**EXERCISE REQUIREMENTS**
Tally every line in the data that has the word "xlGetCKf" and report only the total.
TASK INPUTS below:
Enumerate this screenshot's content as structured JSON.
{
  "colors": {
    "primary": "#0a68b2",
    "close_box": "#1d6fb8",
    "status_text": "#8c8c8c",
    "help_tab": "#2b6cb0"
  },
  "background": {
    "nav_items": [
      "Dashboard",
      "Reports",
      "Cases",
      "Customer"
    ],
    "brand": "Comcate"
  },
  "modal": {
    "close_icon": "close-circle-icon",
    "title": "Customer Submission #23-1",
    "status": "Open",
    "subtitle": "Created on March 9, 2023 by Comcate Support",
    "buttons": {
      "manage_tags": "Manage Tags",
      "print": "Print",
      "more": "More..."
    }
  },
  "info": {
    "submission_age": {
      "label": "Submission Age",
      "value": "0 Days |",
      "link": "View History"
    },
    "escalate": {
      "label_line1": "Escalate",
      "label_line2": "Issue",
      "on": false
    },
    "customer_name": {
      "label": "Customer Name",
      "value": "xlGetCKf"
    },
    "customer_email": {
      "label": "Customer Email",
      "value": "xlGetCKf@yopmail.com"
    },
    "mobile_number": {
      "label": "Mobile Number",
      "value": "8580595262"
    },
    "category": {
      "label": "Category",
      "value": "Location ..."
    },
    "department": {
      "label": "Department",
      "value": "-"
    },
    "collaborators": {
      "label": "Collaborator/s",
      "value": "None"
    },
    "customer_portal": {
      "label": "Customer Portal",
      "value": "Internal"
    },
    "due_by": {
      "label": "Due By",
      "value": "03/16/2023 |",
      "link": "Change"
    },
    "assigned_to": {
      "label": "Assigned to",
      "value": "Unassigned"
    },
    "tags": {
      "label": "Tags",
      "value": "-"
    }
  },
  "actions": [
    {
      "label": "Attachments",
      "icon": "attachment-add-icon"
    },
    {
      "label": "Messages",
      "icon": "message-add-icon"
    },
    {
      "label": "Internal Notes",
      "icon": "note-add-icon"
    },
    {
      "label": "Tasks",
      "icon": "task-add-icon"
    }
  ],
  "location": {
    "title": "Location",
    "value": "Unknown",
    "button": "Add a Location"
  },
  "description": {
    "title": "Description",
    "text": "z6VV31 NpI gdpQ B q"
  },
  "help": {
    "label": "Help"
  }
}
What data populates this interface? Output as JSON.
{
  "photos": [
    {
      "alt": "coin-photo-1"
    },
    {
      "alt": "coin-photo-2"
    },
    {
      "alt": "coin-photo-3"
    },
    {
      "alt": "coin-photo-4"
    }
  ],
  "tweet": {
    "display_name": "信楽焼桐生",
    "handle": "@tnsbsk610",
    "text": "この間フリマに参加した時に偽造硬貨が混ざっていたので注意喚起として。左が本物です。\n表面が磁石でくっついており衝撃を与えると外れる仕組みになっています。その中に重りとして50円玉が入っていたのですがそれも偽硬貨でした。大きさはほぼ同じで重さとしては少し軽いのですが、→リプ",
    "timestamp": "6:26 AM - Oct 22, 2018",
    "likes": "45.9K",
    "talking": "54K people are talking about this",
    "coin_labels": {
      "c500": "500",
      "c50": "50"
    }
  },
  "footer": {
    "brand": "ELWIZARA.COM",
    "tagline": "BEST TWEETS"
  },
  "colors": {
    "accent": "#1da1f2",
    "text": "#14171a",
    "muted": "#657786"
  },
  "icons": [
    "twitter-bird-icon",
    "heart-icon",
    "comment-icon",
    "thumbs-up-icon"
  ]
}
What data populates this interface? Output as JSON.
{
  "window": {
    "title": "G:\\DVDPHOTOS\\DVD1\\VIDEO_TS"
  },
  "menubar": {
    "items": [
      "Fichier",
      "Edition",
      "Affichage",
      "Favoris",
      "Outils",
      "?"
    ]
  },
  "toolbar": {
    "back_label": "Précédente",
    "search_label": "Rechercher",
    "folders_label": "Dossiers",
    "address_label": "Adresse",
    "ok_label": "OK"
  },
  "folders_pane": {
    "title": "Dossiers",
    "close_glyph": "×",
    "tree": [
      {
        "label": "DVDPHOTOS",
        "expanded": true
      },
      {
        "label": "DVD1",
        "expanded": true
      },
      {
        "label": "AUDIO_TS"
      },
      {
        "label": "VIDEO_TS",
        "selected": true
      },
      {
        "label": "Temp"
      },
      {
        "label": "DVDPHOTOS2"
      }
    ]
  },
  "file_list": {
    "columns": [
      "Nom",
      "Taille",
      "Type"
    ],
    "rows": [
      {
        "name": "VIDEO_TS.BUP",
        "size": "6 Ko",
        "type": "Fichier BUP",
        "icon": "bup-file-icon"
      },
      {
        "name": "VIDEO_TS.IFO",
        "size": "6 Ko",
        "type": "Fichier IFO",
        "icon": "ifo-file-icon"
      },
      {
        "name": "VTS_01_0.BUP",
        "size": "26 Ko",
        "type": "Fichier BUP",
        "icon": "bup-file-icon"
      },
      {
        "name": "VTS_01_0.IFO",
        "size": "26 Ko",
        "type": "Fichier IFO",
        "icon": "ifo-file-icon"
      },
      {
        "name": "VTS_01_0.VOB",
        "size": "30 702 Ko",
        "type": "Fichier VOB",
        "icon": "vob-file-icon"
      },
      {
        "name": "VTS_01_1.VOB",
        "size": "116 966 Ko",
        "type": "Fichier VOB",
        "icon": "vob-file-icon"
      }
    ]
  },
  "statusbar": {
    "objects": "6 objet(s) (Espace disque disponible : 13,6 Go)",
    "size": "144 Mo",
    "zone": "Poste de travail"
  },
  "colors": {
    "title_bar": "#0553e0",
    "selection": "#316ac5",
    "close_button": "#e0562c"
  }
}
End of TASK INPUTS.
**RESPONSE TO THIS TASK**
2